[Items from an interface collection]
===
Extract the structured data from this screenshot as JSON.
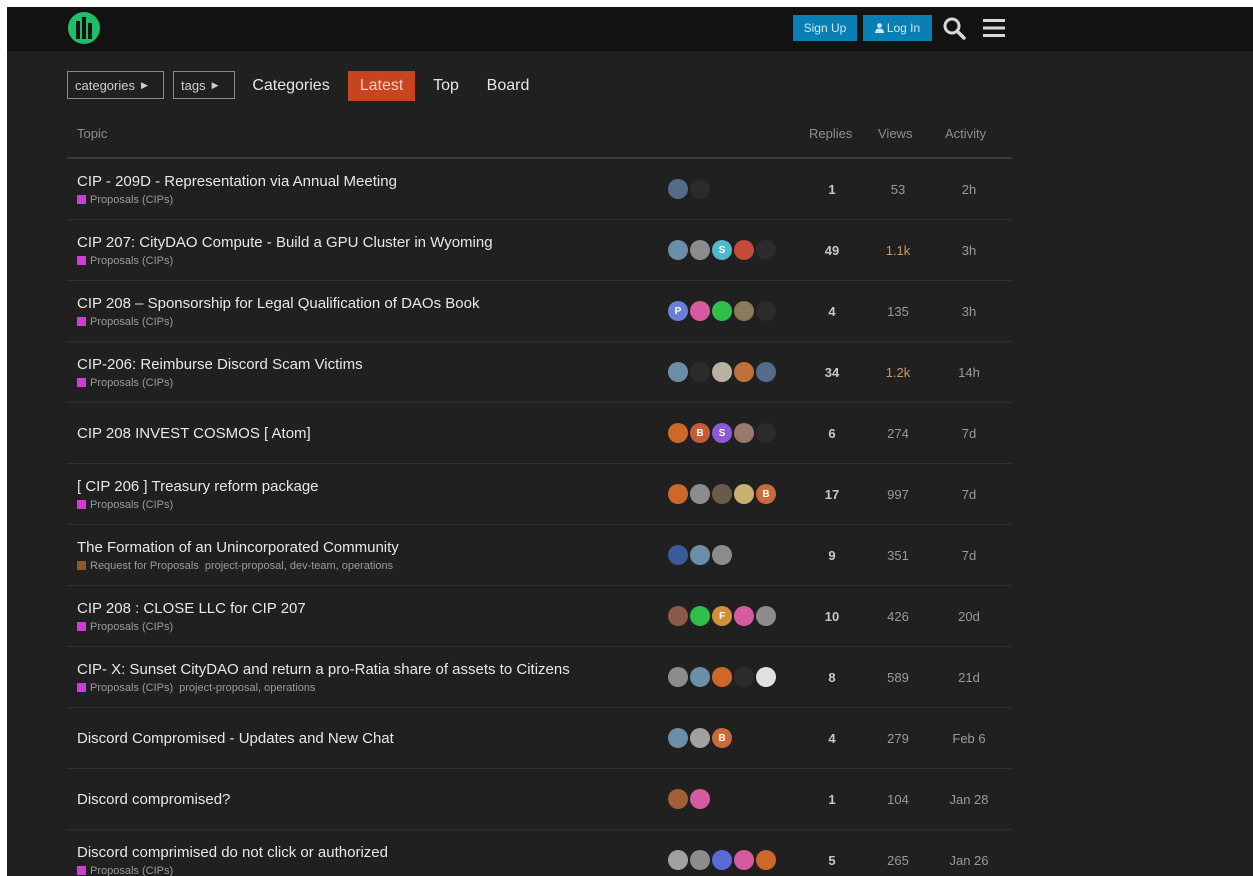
{
  "header": {
    "logo_icon": "citydao-logo-icon",
    "signup_label": "Sign Up",
    "login_label": "Log In",
    "accent": "#0a7fb3"
  },
  "nav": {
    "categories_dropdown": "categories",
    "tags_dropdown": "tags",
    "links": [
      "Categories",
      "Latest",
      "Top",
      "Board"
    ],
    "active": "Latest",
    "active_color": "#c7441e"
  },
  "table": {
    "columns": {
      "topic": "Topic",
      "replies": "Replies",
      "views": "Views",
      "activity": "Activity"
    },
    "rows": [
      {
        "title": "CIP - 209D - Representation via Annual Meeting",
        "category": "Proposals (CIPs)",
        "cat_color": "#d23bd6",
        "tags": "",
        "avatars": [
          {
            "c": "#556b8a",
            "t": ""
          },
          {
            "c": "#2b2b2b",
            "t": ""
          }
        ],
        "replies": "1",
        "views": "53",
        "hot": false,
        "activity": "2h"
      },
      {
        "title": "CIP 207: CityDAO Compute - Build a GPU Cluster in Wyoming",
        "category": "Proposals (CIPs)",
        "cat_color": "#d23bd6",
        "tags": "",
        "avatars": [
          {
            "c": "#6b8fa8",
            "t": ""
          },
          {
            "c": "#8c8c8c",
            "t": ""
          },
          {
            "c": "#4fb8c9",
            "t": "S"
          },
          {
            "c": "#c44a3a",
            "t": ""
          },
          {
            "c": "#2b2b2b",
            "t": ""
          }
        ],
        "replies": "49",
        "views": "1.1k",
        "hot": true,
        "activity": "3h"
      },
      {
        "title": "CIP 208 – Sponsorship for Legal Qualification of DAOs Book",
        "category": "Proposals (CIPs)",
        "cat_color": "#d23bd6",
        "tags": "",
        "avatars": [
          {
            "c": "#6a7fd6",
            "t": "P"
          },
          {
            "c": "#d65aa0",
            "t": ""
          },
          {
            "c": "#2fbf4a",
            "t": ""
          },
          {
            "c": "#8a7a5a",
            "t": ""
          },
          {
            "c": "#2b2b2b",
            "t": ""
          }
        ],
        "replies": "4",
        "views": "135",
        "hot": false,
        "activity": "3h"
      },
      {
        "title": "CIP-206: Reimburse Discord Scam Victims",
        "category": "Proposals (CIPs)",
        "cat_color": "#d23bd6",
        "tags": "",
        "avatars": [
          {
            "c": "#6b8fa8",
            "t": ""
          },
          {
            "c": "#2b2b2b",
            "t": ""
          },
          {
            "c": "#b9b2a0",
            "t": ""
          },
          {
            "c": "#c0703a",
            "t": ""
          },
          {
            "c": "#556b8a",
            "t": ""
          }
        ],
        "replies": "34",
        "views": "1.2k",
        "hot": true,
        "activity": "14h"
      },
      {
        "title": "CIP 208 INVEST COSMOS [ Atom]",
        "category": "",
        "cat_color": "",
        "tags": "",
        "avatars": [
          {
            "c": "#d0672a",
            "t": ""
          },
          {
            "c": "#c85a3a",
            "t": "B"
          },
          {
            "c": "#8a5ad6",
            "t": "S"
          },
          {
            "c": "#9a7a6a",
            "t": ""
          },
          {
            "c": "#2b2b2b",
            "t": ""
          }
        ],
        "replies": "6",
        "views": "274",
        "hot": false,
        "activity": "7d"
      },
      {
        "title": "[ CIP 206 ] Treasury reform package",
        "category": "Proposals (CIPs)",
        "cat_color": "#d23bd6",
        "tags": "",
        "avatars": [
          {
            "c": "#d0672a",
            "t": ""
          },
          {
            "c": "#8c8c8c",
            "t": ""
          },
          {
            "c": "#6a5a4a",
            "t": ""
          },
          {
            "c": "#c9b070",
            "t": ""
          },
          {
            "c": "#c86a3a",
            "t": "B"
          }
        ],
        "replies": "17",
        "views": "997",
        "hot": false,
        "activity": "7d"
      },
      {
        "title": "The Formation of an Unincorporated Community",
        "category": "Request for Proposals",
        "cat_color": "#8b5a2b",
        "tags": "project-proposal, dev-team, operations",
        "avatars": [
          {
            "c": "#3a5a9a",
            "t": ""
          },
          {
            "c": "#6b8fa8",
            "t": ""
          },
          {
            "c": "#8c8c8c",
            "t": ""
          }
        ],
        "replies": "9",
        "views": "351",
        "hot": false,
        "activity": "7d"
      },
      {
        "title": "CIP 208 : CLOSE LLC for CIP 207",
        "category": "Proposals (CIPs)",
        "cat_color": "#d23bd6",
        "tags": "",
        "avatars": [
          {
            "c": "#8a5a4a",
            "t": ""
          },
          {
            "c": "#2fbf4a",
            "t": ""
          },
          {
            "c": "#d0903a",
            "t": "F"
          },
          {
            "c": "#d65aa0",
            "t": ""
          },
          {
            "c": "#8c8c8c",
            "t": ""
          }
        ],
        "replies": "10",
        "views": "426",
        "hot": false,
        "activity": "20d"
      },
      {
        "title": "CIP- X: Sunset CityDAO and return a pro-Ratia share of assets to Citizens",
        "category": "Proposals (CIPs)",
        "cat_color": "#d23bd6",
        "tags": "project-proposal, operations",
        "avatars": [
          {
            "c": "#8c8c8c",
            "t": ""
          },
          {
            "c": "#6b8fa8",
            "t": ""
          },
          {
            "c": "#d0672a",
            "t": ""
          },
          {
            "c": "#2b2b2b",
            "t": ""
          },
          {
            "c": "#e0e0e0",
            "t": ""
          }
        ],
        "replies": "8",
        "views": "589",
        "hot": false,
        "activity": "21d"
      },
      {
        "title": "Discord Compromised - Updates and New Chat",
        "category": "",
        "cat_color": "",
        "tags": "",
        "avatars": [
          {
            "c": "#6b8fa8",
            "t": ""
          },
          {
            "c": "#a0a0a0",
            "t": ""
          },
          {
            "c": "#c86a3a",
            "t": "B"
          }
        ],
        "replies": "4",
        "views": "279",
        "hot": false,
        "activity": "Feb 6"
      },
      {
        "title": "Discord compromised?",
        "category": "",
        "cat_color": "",
        "tags": "",
        "avatars": [
          {
            "c": "#a0603a",
            "t": ""
          },
          {
            "c": "#d65aa0",
            "t": ""
          }
        ],
        "replies": "1",
        "views": "104",
        "hot": false,
        "activity": "Jan 28"
      },
      {
        "title": "Discord comprimised do not click or authorized",
        "category": "Proposals (CIPs)",
        "cat_color": "#d23bd6",
        "tags": "",
        "avatars": [
          {
            "c": "#a0a0a0",
            "t": ""
          },
          {
            "c": "#8c8c8c",
            "t": ""
          },
          {
            "c": "#5a6ad6",
            "t": ""
          },
          {
            "c": "#d65aa0",
            "t": ""
          },
          {
            "c": "#d0672a",
            "t": ""
          }
        ],
        "replies": "5",
        "views": "265",
        "hot": false,
        "activity": "Jan 26"
      }
    ]
  }
}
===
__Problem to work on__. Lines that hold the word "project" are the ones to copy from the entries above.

__Answer to the problem__.
        "tags": "project-proposal, dev-team, operations",
        "tags": "project-proposal, operations",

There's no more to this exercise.